Wednesday morning we were back on our bikes and began our trek to Peace Ranch, a centre for individuals with mental illness. Our tour guide, Deb, describes the ranch as a client-focused community which offers temporary housing (ranging from 6 months to a few years) and a number of programs to individuals with mental illness.

Deb chatting with us on the gorgeous Peace Ranch property.

Deb chatting with us on the gorgeous Peace Ranch property.

Their gardens are a source of healing for residents. Tom, the manager at Left Field Farm, told us that the farm is trying a different strategy that it has in past years. As the gardens are therapeutic and provide employment for adults in the area who struggle with mental health issues, they’re focusing on a few bulk crops that are less intensive to manage, including potatoes, squash, and garlic, to sell to catering companies and restaurants. Many farms will grow 50+ crops to make their CSAs more diverse, but this isn’t realistic for a dual-purpose garden such as Left Field Farm. The garden was amazingly well taken care of and the crops were thriving.

People working away at the Peace Ranch vegetable garden

People working away at the Peace Ranch vegetable garden

The group enjoyed a tour through their herb garden, hydroponic greenhouse, programs building, animal barns (where we were promptly spit on by Peanut the alpaca), and farm fields.

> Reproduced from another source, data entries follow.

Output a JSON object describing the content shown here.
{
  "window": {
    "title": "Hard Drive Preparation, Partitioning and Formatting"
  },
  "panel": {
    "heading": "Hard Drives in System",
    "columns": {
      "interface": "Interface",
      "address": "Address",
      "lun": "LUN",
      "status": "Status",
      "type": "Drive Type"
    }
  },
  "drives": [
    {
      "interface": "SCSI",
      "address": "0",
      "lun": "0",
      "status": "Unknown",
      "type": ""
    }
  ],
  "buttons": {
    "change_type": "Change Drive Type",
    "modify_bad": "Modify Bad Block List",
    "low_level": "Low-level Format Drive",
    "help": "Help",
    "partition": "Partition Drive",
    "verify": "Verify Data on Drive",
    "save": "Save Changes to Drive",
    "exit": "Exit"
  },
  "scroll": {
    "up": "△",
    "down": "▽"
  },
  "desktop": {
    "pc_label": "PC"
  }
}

We tried fresh fava beans and met Rosie the pot-bellied pig (the (un)official mascot of Peace Ranch). We were truly impressed and inspired by the work at Peace Ranch. After endless thanks for the visit, we said our goodbyes and mounted our bikes, setting off to our next destination: Zocalo Organics in Erin.

Being spat on by the Peanut the alpaca.

Being spat on by the Peanut the alpaca.

Hanging out with Skittles the alpaca.

Hanging out with Skittles the alpaca.

Bikes packed and ready to depart Peace Ranch for Zocalo.

Bikes packed and ready to depart Peace Ranch for Zocalo.